Each line of the data below that holds the word "KMCH" is to be reported in full.
^^^^^^^^
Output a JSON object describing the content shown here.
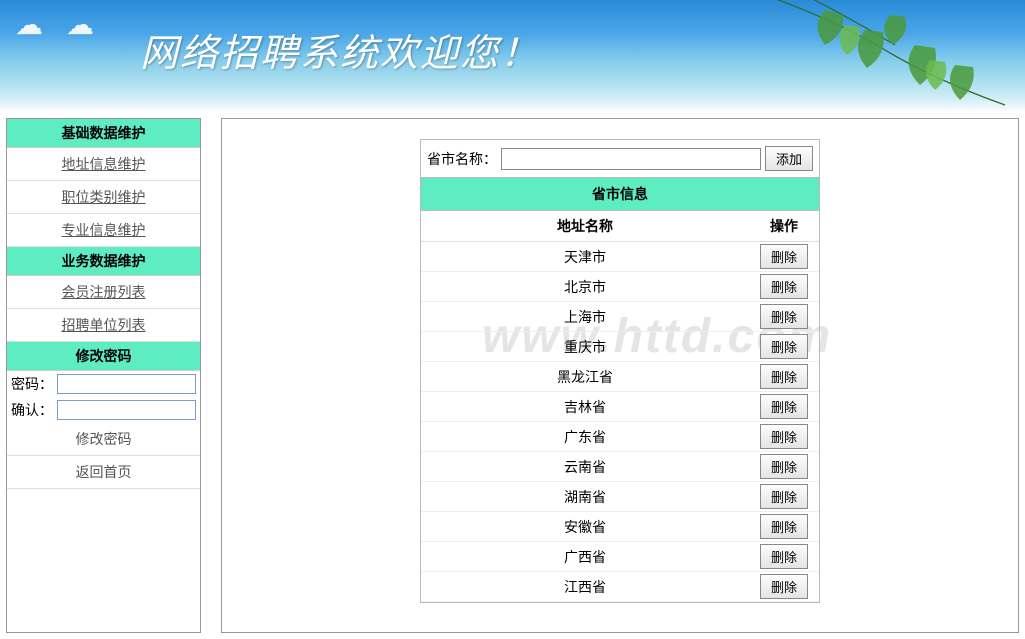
{
  "banner": {
    "title": "网络招聘系统欢迎您！"
  },
  "sidebar": {
    "section1_header": "基础数据维护",
    "links1": [
      "地址信息维护",
      "职位类别维护",
      "专业信息维护"
    ],
    "section2_header": "业务数据维护",
    "links2": [
      "会员注册列表",
      "招聘单位列表"
    ],
    "section3_header": "修改密码",
    "pw_label": "密码：",
    "confirm_label": "确认：",
    "change_pw_btn": "修改密码",
    "back_home_btn": "返回首页"
  },
  "main": {
    "form_label": "省市名称：",
    "add_btn": "添加",
    "panel_title": "省市信息",
    "col_name": "地址名称",
    "col_op": "操作",
    "delete_btn": "删除",
    "rows": [
      "天津市",
      "北京市",
      "上海市",
      "重庆市",
      "黑龙江省",
      "吉林省",
      "广东省",
      "云南省",
      "湖南省",
      "安徽省",
      "广西省",
      "江西省"
    ]
  },
  "watermark": "www.httd.com"
}
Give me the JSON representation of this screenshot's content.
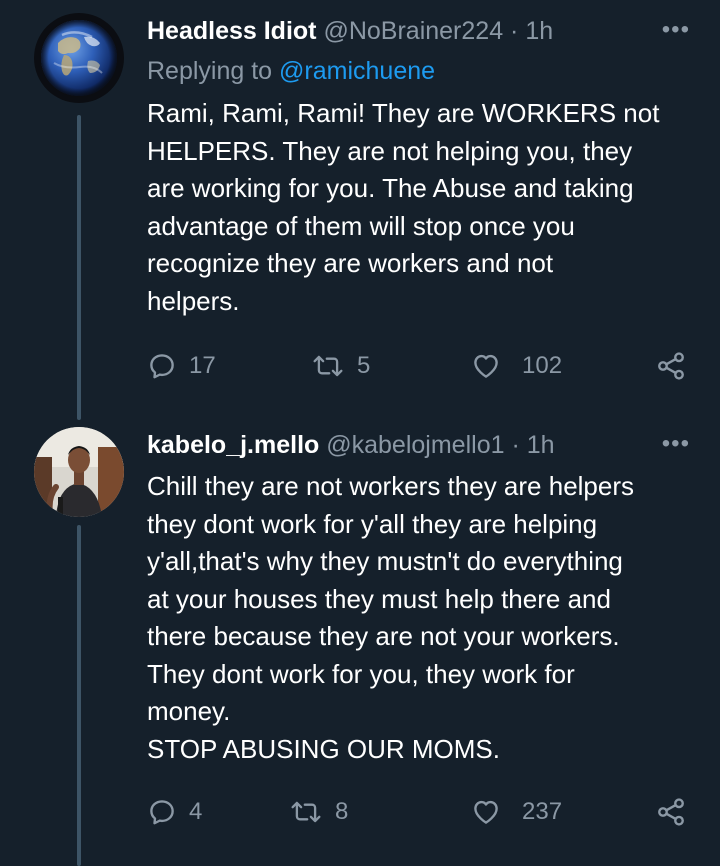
{
  "tweets": [
    {
      "display_name": "Headless Idiot",
      "handle": "@NoBrainer224",
      "separator": "·",
      "time": "1h",
      "more_label": "•••",
      "reply_prefix": "Replying to",
      "reply_mention": "@ramichuene",
      "text": "Rami, Rami, Rami! They are WORKERS not\nHELPERS. They are not helping you, they\nare working for you. The Abuse and taking\nadvantage of them will stop once you\nrecognize they are workers and not\nhelpers.",
      "replies": "17",
      "retweets": "5",
      "likes": "102"
    },
    {
      "display_name": "kabelo_j.mello",
      "handle": "@kabelojmello1",
      "separator": "·",
      "time": "1h",
      "more_label": "•••",
      "text": "Chill they are not workers they are helpers\nthey dont work for y'all they are helping\ny'all,that's why they mustn't do everything\nat your houses they must help there and\nthere because they are not your workers.\nThey dont work for you, they work for\nmoney.\nSTOP ABUSING OUR MOMS.",
      "replies": "4",
      "retweets": "8",
      "likes": "237"
    }
  ],
  "colors": {
    "background": "#15202b",
    "secondary_text": "#8b98a5",
    "link": "#1d9bf0",
    "thread_line": "#3d5466"
  },
  "icons": {
    "reply": "reply-icon",
    "retweet": "retweet-icon",
    "like": "heart-icon",
    "share": "share-icon",
    "more": "more-options-icon"
  }
}
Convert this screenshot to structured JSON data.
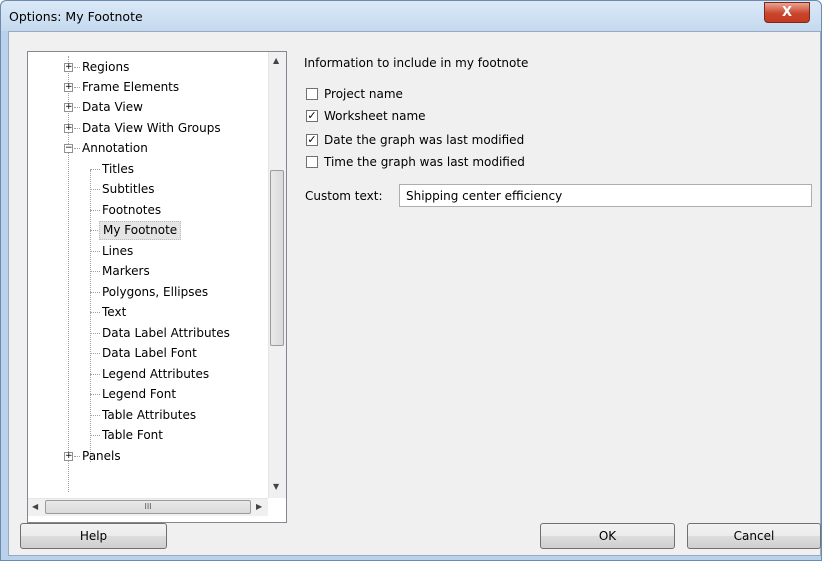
{
  "window": {
    "title": "Options: My Footnote",
    "close_label": "X"
  },
  "tree": {
    "top_nodes": [
      {
        "label": "Regions",
        "expander": "+"
      },
      {
        "label": "Frame Elements",
        "expander": "+"
      },
      {
        "label": "Data View",
        "expander": "+"
      },
      {
        "label": "Data View With Groups",
        "expander": "+"
      },
      {
        "label": "Annotation",
        "expander": "−"
      }
    ],
    "children": [
      "Titles",
      "Subtitles",
      "Footnotes",
      "My Footnote",
      "Lines",
      "Markers",
      "Polygons, Ellipses",
      "Text",
      "Data Label Attributes",
      "Data Label Font",
      "Legend Attributes",
      "Legend Font",
      "Table Attributes",
      "Table Font"
    ],
    "selected": "My Footnote",
    "last_node": {
      "label": "Panels",
      "expander": "+"
    },
    "scroll_grip": "III"
  },
  "panel": {
    "heading": "Information to include in my footnote",
    "checkboxes": [
      {
        "label": "Project name",
        "checked": false
      },
      {
        "label": "Worksheet name",
        "checked": true
      },
      {
        "label": "Date the graph was last modified",
        "checked": true
      },
      {
        "label": "Time the graph was last modified",
        "checked": false
      }
    ],
    "custom_text_label": "Custom text:",
    "custom_text_value": "Shipping center efficiency"
  },
  "buttons": {
    "help": "Help",
    "ok": "OK",
    "cancel": "Cancel"
  }
}
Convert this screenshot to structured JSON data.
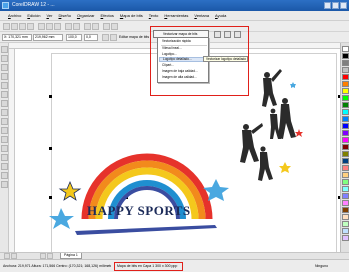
{
  "window": {
    "title": "CorelDRAW 12 - ..."
  },
  "menu": [
    "Archivo",
    "Edición",
    "Ver",
    "Diseño",
    "Organizar",
    "Efectos",
    "Mapa de bits",
    "Texto",
    "Herramientas",
    "Ventana",
    "Ayuda"
  ],
  "property_bar": {
    "x": "X: 170,321 mm",
    "y": "Y: 168,126 mm",
    "w": "219,962 mm",
    "h": "171,566 mm",
    "scale_w": "100,0",
    "scale_h": "100,0",
    "angle": "0,0",
    "edit_bitmap": "Editar mapa de bits"
  },
  "dropdown": {
    "split_button_label": "Vectorizar mapa de bits",
    "items": [
      {
        "label": "Vectorización rápida"
      },
      {
        "label": "Vilesa lineal..."
      },
      {
        "label": "Logotipo..."
      },
      {
        "label": "Logotipo detallado..."
      },
      {
        "label": "Clipart..."
      },
      {
        "label": "Imagen de baja calidad..."
      },
      {
        "label": "Imagen de alta calidad..."
      }
    ],
    "tooltip": "Vectorizar logotipo detallado"
  },
  "canvas": {
    "logo_text": "HAPPY SPORTS"
  },
  "page_tab": "Página 1",
  "status": {
    "left_text": "Anchura: 219,971 Altura: 171,566 Centro: (170,321; 168,126) milímetros",
    "selected_object": "Mapa de bits en Capa 1 300 x 300 ppp",
    "right_text": "Ninguno"
  },
  "colors": {
    "accent": "#e0201a",
    "title_bar": "#1b58a8",
    "logo_text": "#1c2b59",
    "rainbow": [
      "#e6322b",
      "#f28a1c",
      "#f4c81c",
      "#ffffff",
      "#1f8fd0",
      "#3a4da0"
    ],
    "palette": [
      "#ffffff",
      "#000000",
      "#808080",
      "#c0c0c0",
      "#ff0000",
      "#ff8000",
      "#ffff00",
      "#00ff00",
      "#008000",
      "#00ffff",
      "#0080ff",
      "#0000ff",
      "#8000ff",
      "#ff00ff",
      "#800000",
      "#808000",
      "#004080",
      "#ff8080",
      "#ffd080",
      "#80ff80",
      "#80ffff",
      "#8080ff",
      "#ff80ff",
      "#804000",
      "#ffe0c0",
      "#c0ffc0",
      "#c0e0ff",
      "#e0c0ff"
    ]
  }
}
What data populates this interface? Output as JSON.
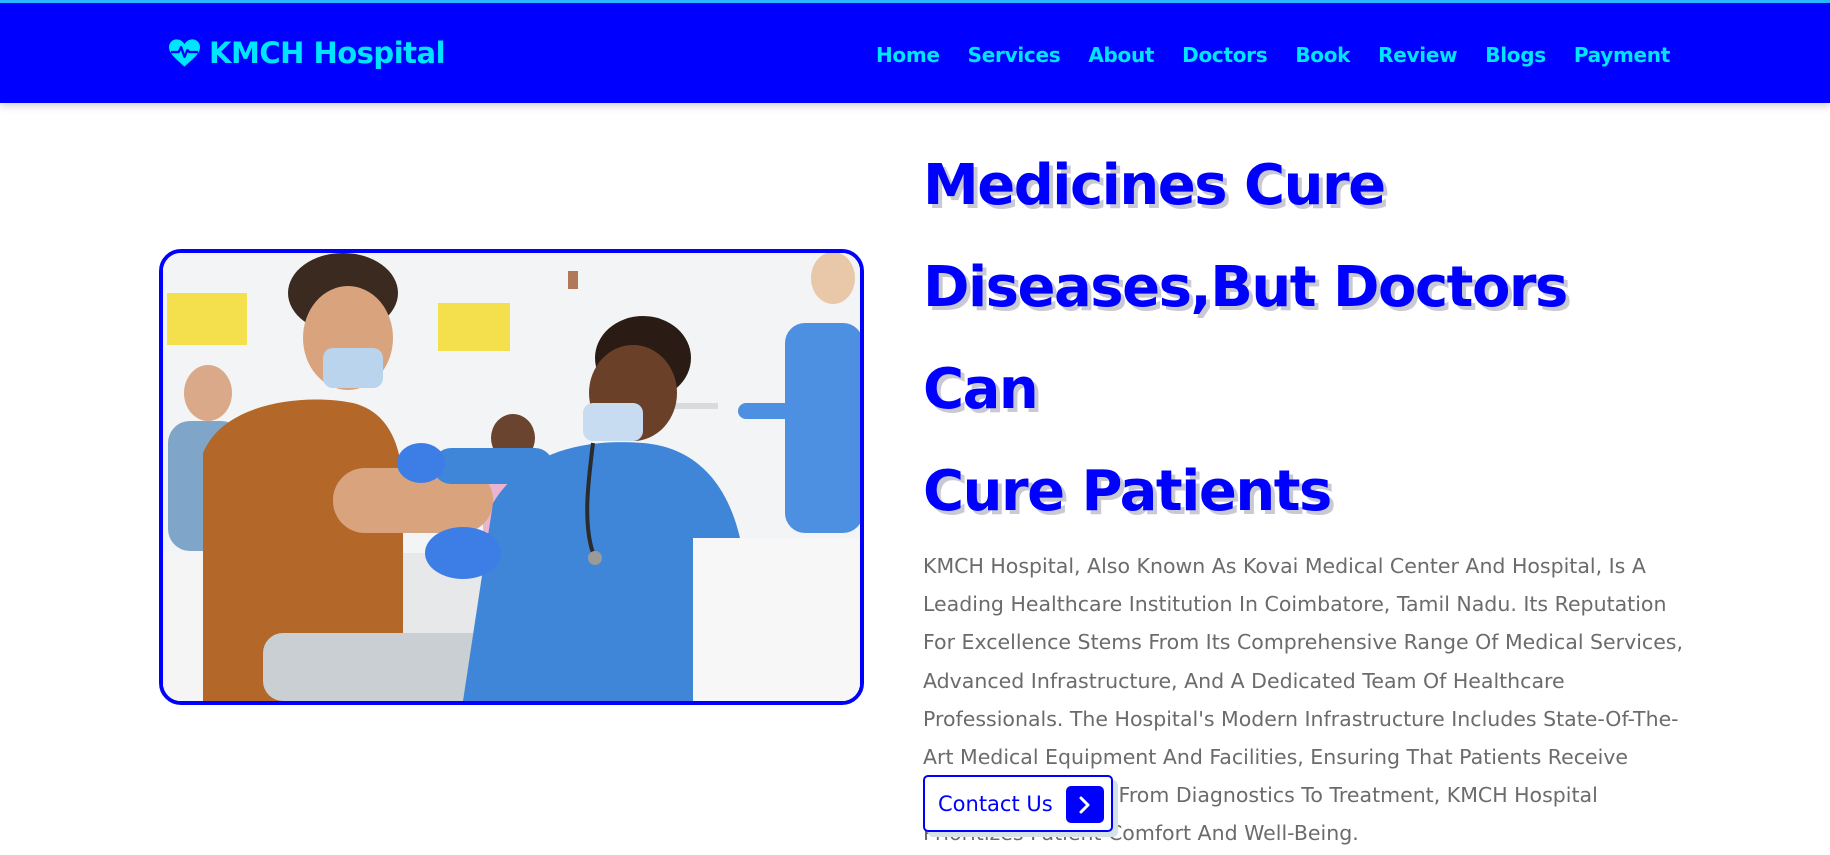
{
  "header": {
    "brand": "KMCH Hospital",
    "brand_icon": "heartbeat-icon",
    "nav": [
      {
        "label": "Home"
      },
      {
        "label": "Services"
      },
      {
        "label": "About"
      },
      {
        "label": "Doctors"
      },
      {
        "label": "Book"
      },
      {
        "label": "Review"
      },
      {
        "label": "Blogs"
      },
      {
        "label": "Payment"
      }
    ]
  },
  "hero": {
    "image_alt": "",
    "headline_lines": [
      "Medicines Cure",
      "Diseases,But Doctors Can",
      "Cure Patients"
    ],
    "description": "KMCH Hospital, Also Known As Kovai Medical Center And Hospital, Is A Leading Healthcare Institution In Coimbatore, Tamil Nadu. Its Reputation For Excellence Stems From Its Comprehensive Range Of Medical Services, Advanced Infrastructure, And A Dedicated Team Of Healthcare Professionals. The Hospital's Modern Infrastructure Includes State-Of-The-Art Medical Equipment And Facilities, Ensuring That Patients Receive High-Quality Care. From Diagnostics To Treatment, KMCH Hospital Prioritizes Patient Comfort And Well-Being.",
    "cta_label": "Contact Us",
    "cta_icon": "chevron-right-icon"
  },
  "colors": {
    "primary": "#0000ff",
    "accent": "#00e5ff",
    "text_gray": "#6b6b6b"
  }
}
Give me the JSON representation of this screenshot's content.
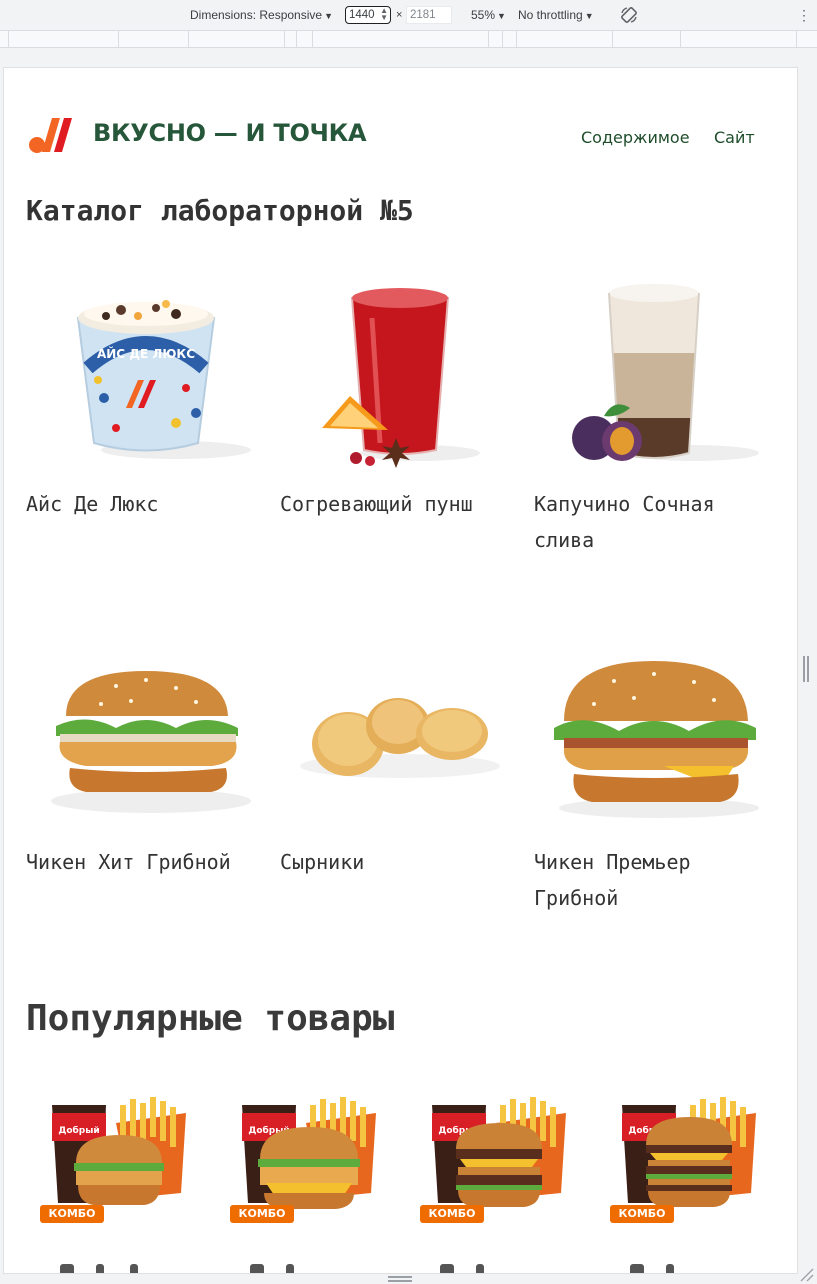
{
  "devtools": {
    "dimensions_label": "Dimensions: Responsive",
    "width_value": "1440",
    "times": "×",
    "height_value": "2181",
    "zoom": "55%",
    "throttling": "No throttling"
  },
  "site": {
    "logo_text": "ВКУСНО — И ТОЧКА",
    "nav": [
      "Содержимое",
      "Сайт"
    ]
  },
  "catalog": {
    "title": "Каталог лабораторной №5",
    "items": [
      {
        "name": "Айс Де Люкс",
        "icon": "ice-cream-cup-icon"
      },
      {
        "name": "Согревающий пунш",
        "icon": "punch-glass-icon"
      },
      {
        "name": "Капучино Сочная слива",
        "icon": "latte-glass-icon"
      },
      {
        "name": "Чикен Хит Грибной",
        "icon": "chicken-burger-icon"
      },
      {
        "name": "Сырники",
        "icon": "syrniki-icon"
      },
      {
        "name": "Чикен Премьер Грибной",
        "icon": "bacon-burger-icon"
      }
    ]
  },
  "popular": {
    "title": "Популярные товары",
    "badge": "КОМБО",
    "cup_label": "Добрый",
    "items": [
      {
        "icon": "combo-chicken-icon"
      },
      {
        "icon": "combo-crispy-icon"
      },
      {
        "icon": "combo-double-icon"
      },
      {
        "icon": "combo-bigmac-icon"
      }
    ]
  },
  "colors": {
    "brand_green": "#27573b",
    "logo_orange": "#f26522",
    "logo_red": "#e11b22",
    "badge_orange": "#ef6c00"
  }
}
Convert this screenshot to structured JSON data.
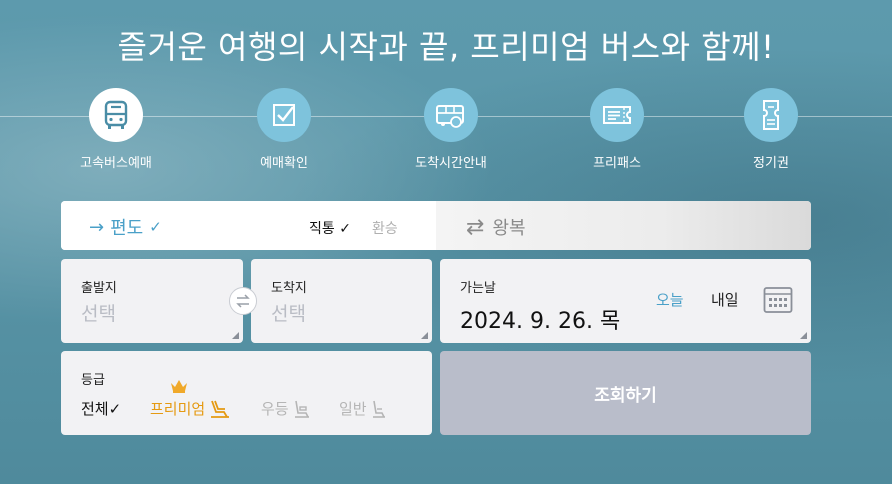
{
  "hero": {
    "title": "즐거운 여행의 시작과 끝, 프리미엄 버스와 함께!"
  },
  "menu": {
    "items": [
      {
        "label": "고속버스예매",
        "icon": "bus-icon",
        "active": true
      },
      {
        "label": "예매확인",
        "icon": "checkbox-icon",
        "active": false
      },
      {
        "label": "도착시간안내",
        "icon": "bus-time-icon",
        "active": false
      },
      {
        "label": "프리패스",
        "icon": "ticket-icon",
        "active": false
      },
      {
        "label": "정기권",
        "icon": "season-pass-icon",
        "active": false
      }
    ]
  },
  "trip": {
    "oneway_label": "편도",
    "oneway_arrow": "→",
    "check": "✓",
    "direct_label": "직통",
    "transfer_label": "환승",
    "round_label": "왕복",
    "round_icon": "⇄"
  },
  "route": {
    "departure_caption": "출발지",
    "departure_placeholder": "선택",
    "arrival_caption": "도착지",
    "arrival_placeholder": "선택"
  },
  "date": {
    "caption": "가는날",
    "value": "2024. 9. 26. 목",
    "today_label": "오늘",
    "tomorrow_label": "내일"
  },
  "grade": {
    "caption": "등급",
    "all_label": "전체",
    "premium_label": "프리미엄",
    "first_label": "우등",
    "normal_label": "일반"
  },
  "search": {
    "label": "조회하기"
  },
  "colors": {
    "accent": "#4aa0c8",
    "premium": "#e59a12",
    "button_disabled": "#b9bdca"
  }
}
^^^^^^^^
**EXERCISE SOLUTION:**
    "brand": "KMCH Hospital",
    "description": "KMCH Hospital, Also Known As Kovai Medical Center And Hospital, Is A Leading Healthcare Institution In Coimbatore, Tamil Nadu. Its Reputation For Excellence Stems From Its Comprehensive Range Of Medical Services, Advanced Infrastructure, And A Dedicated Team Of Healthcare Professionals. The Hospital's Modern Infrastructure Includes State-Of-The-Art Medical Equipment And Facilities, Ensuring That Patients Receive High-Quality Care. From Diagnostics To Treatment, KMCH Hospital Prioritizes Patient Comfort And Well-Being.",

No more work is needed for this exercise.